Spinal protein kinase A and phosphorylated extracellular signal-regulated kinase signaling are involved in the antinociceptive effect of phytohormone abscisic acid in rats
Arquivos de Neuro-Psiquiatria
Objective: The phytohormone abscisic acid (ABA) as a signaling molecule exists in various types of organisms from early multicellular to animal cells and tissues. It has been demonstrated that ABA has an antinociceptive effect in rodents. The present study was designed to assess the possible role of PKA and phosphorylated ERK (p-ERK) on the antinociceptive effects of intrathecal (i.t.) ABA in male Wistar rats. Methods: The animals were cannulated intrathecally and divided into different

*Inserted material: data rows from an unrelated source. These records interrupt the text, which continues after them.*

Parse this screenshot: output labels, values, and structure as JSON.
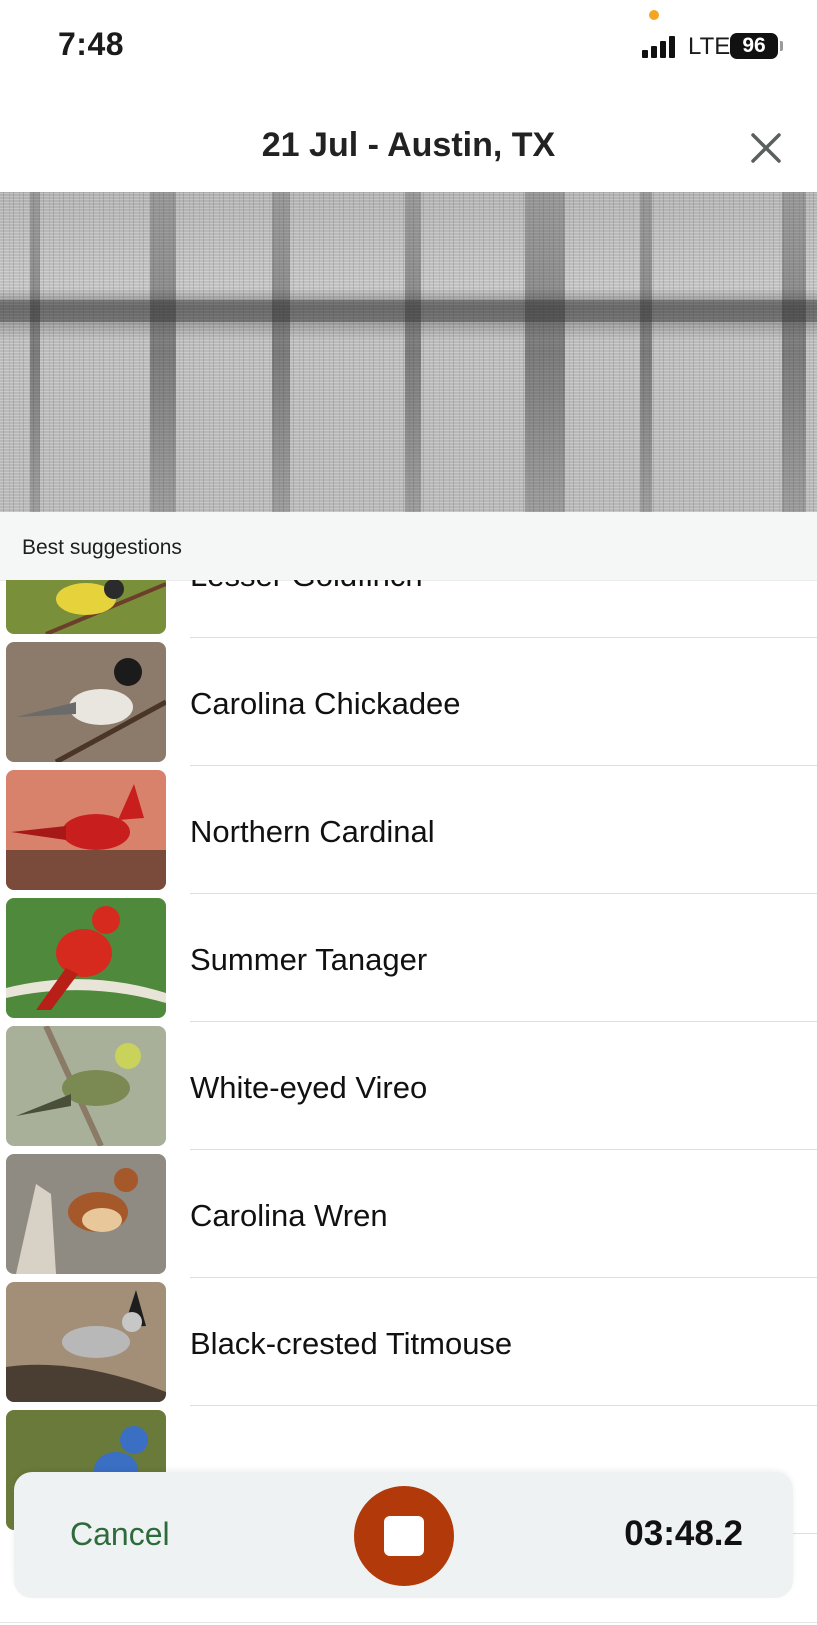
{
  "status_bar": {
    "time": "7:48",
    "network": "LTE",
    "battery": "96"
  },
  "header": {
    "title": "21 Jul - Austin, TX",
    "close_icon": "close-icon"
  },
  "section": {
    "title": "Best suggestions"
  },
  "species": [
    {
      "name": "Lesser Goldfinch",
      "colors": [
        "#7a8f3a",
        "#e6d23a",
        "#2b2b2b"
      ]
    },
    {
      "name": "Carolina Chickadee",
      "colors": [
        "#8c7b6a",
        "#1b1b1b",
        "#e9e6df"
      ]
    },
    {
      "name": "Northern Cardinal",
      "colors": [
        "#d9826b",
        "#c81e1e",
        "#5a3a2a"
      ]
    },
    {
      "name": "Summer Tanager",
      "colors": [
        "#4f8a3c",
        "#d62a1e",
        "#e9e4d8"
      ]
    },
    {
      "name": "White-eyed Vireo",
      "colors": [
        "#a9b09a",
        "#c9d25a",
        "#7b8a52"
      ]
    },
    {
      "name": "Carolina Wren",
      "colors": [
        "#8f8a82",
        "#a5582a",
        "#e8c79a"
      ]
    },
    {
      "name": "Black-crested Titmouse",
      "colors": [
        "#a38f78",
        "#b8b8b8",
        "#4a3e33"
      ]
    },
    {
      "name": "",
      "colors": [
        "#6a7a3a",
        "#3a6fc4",
        "#c48a3a"
      ]
    }
  ],
  "controls": {
    "cancel_label": "Cancel",
    "stop_icon": "stop-icon",
    "timer": "03:48.2"
  },
  "accent_colors": {
    "cancel": "#2e6b3c",
    "stop": "#b23a0a"
  }
}
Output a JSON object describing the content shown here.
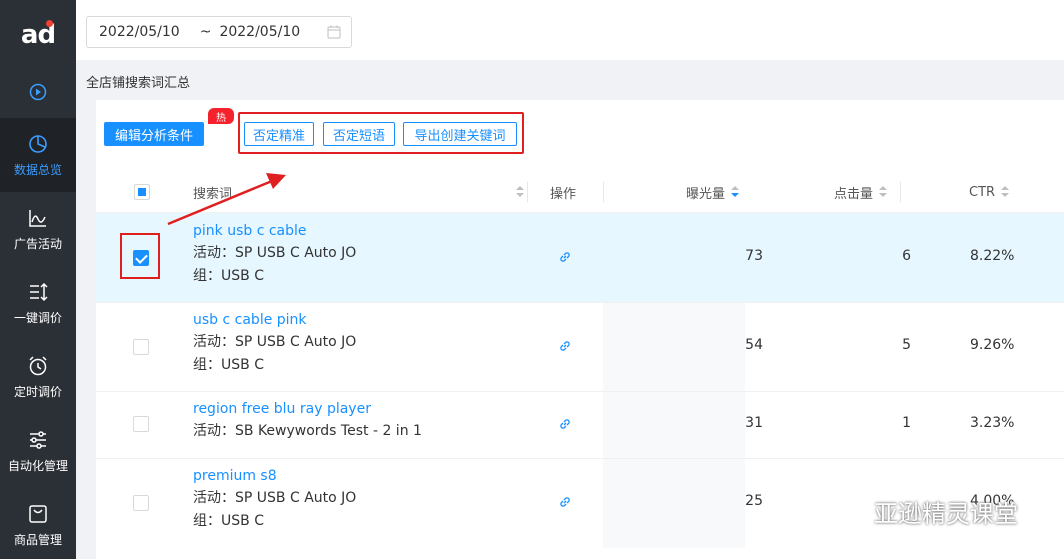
{
  "app": {
    "logo_text": "ad"
  },
  "sidebar": {
    "items": [
      {
        "label": "数据总览",
        "icon": "pie-chart-icon",
        "active": true
      },
      {
        "label": "广告活动",
        "icon": "line-chart-icon",
        "active": false
      },
      {
        "label": "一键调价",
        "icon": "sort-icon",
        "active": false
      },
      {
        "label": "定时调价",
        "icon": "alarm-clock-icon",
        "active": false
      },
      {
        "label": "自动化管理",
        "icon": "sliders-icon",
        "active": false
      },
      {
        "label": "商品管理",
        "icon": "shopping-bag-icon",
        "active": false
      }
    ]
  },
  "toolbar": {
    "date_start": "2022/05/10",
    "date_sep": "~",
    "date_end": "2022/05/10"
  },
  "section": {
    "title": "全店铺搜索词汇总"
  },
  "actions": {
    "edit_label": "编辑分析条件",
    "hot_badge": "热",
    "negate_exact": "否定精准",
    "negate_phrase": "否定短语",
    "export_keywords": "导出创建关键词"
  },
  "table": {
    "headers": {
      "search_term": "搜索词",
      "operation": "操作",
      "impressions": "曝光量",
      "clicks": "点击量",
      "ctr": "CTR"
    },
    "rows": [
      {
        "keyword": "pink usb c cable",
        "campaign": "活动：SP USB C Auto JO",
        "group": "组：USB C",
        "impressions": "73",
        "clicks": "6",
        "ctr": "8.22%",
        "checked": true
      },
      {
        "keyword": "usb c cable pink",
        "campaign": "活动：SP USB C Auto JO",
        "group": "组：USB C",
        "impressions": "54",
        "clicks": "5",
        "ctr": "9.26%",
        "checked": false
      },
      {
        "keyword": "region free blu ray player",
        "campaign": "活动：SB Kewywords Test - 2 in 1",
        "group": "",
        "impressions": "31",
        "clicks": "1",
        "ctr": "3.23%",
        "checked": false
      },
      {
        "keyword": "premium s8",
        "campaign": "活动：SP USB C Auto JO",
        "group": "组：USB C",
        "impressions": "25",
        "clicks": "",
        "ctr": "4.00%",
        "checked": false
      }
    ]
  },
  "watermark": {
    "text": "亚逊精灵课堂"
  },
  "colors": {
    "accent": "#1890ff",
    "sidebar_bg": "#2b2f36",
    "highlight": "#e02020"
  }
}
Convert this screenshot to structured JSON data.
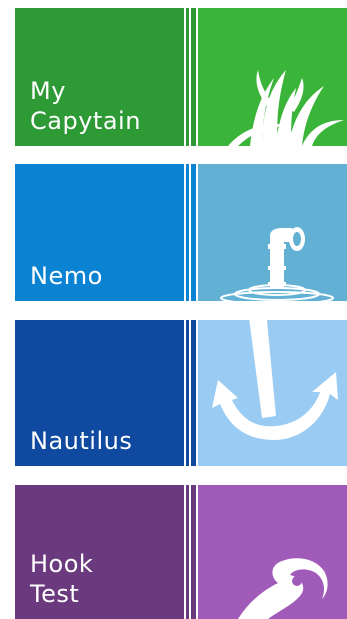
{
  "tiles": [
    {
      "label": "My\nCapytain",
      "icon": "grass-icon",
      "colors": {
        "label_bg": "#2e9a35",
        "stripe": "#2e9a35",
        "icon_bg": "#3ab53a"
      }
    },
    {
      "label": "Nemo",
      "icon": "periscope-icon",
      "colors": {
        "label_bg": "#0b82d2",
        "stripe": "#0b82d2",
        "icon_bg": "#62b0d4"
      }
    },
    {
      "label": "Nautilus",
      "icon": "anchor-icon",
      "colors": {
        "label_bg": "#0f4aa0",
        "stripe": "#0f4aa0",
        "icon_bg": "#9acbf3"
      }
    },
    {
      "label": "Hook\nTest",
      "icon": "hook-icon",
      "colors": {
        "label_bg": "#6b3a7e",
        "stripe": "#6b3a7e",
        "icon_bg": "#a05bb8"
      }
    }
  ]
}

... o different experimental groups (n=6‒7): Control (no surgery), vehicle (received ABA vehicle), ABA-treated groups (received ABA in doses of 10 or 20 µg/rat), ABA plus H.89 (PKA inhibitor)-treated group which received the inhibitor 15 min prior to the ABA injection. Tail-flick and hot-plate tests were used as acute nociceptive stimulators to assess ABA analgesic effects. p-ERK was evaluated in the dorsal portion of the spinal cord using immunoblotting. Results: Data showed that a microinjection of ABA (10 and 20 µg/rat, i.t.) significantly increased the nociceptive threshold in tail flick and hot plate tests. The application of PKA inhibitor (H.89, 100 nM/rat) significantly inhibited ABA-induced analgesic effects. Expression of p-ERK was significantly decreased in ABA-injected animals, which were not observed in the ABA+H.89-treated group. Conclusions: Overall, i.t. administration of ABA (10 µg/rat) induced analgesia and p-ERK down-expression likely by involving the PKA-dependent mechanism.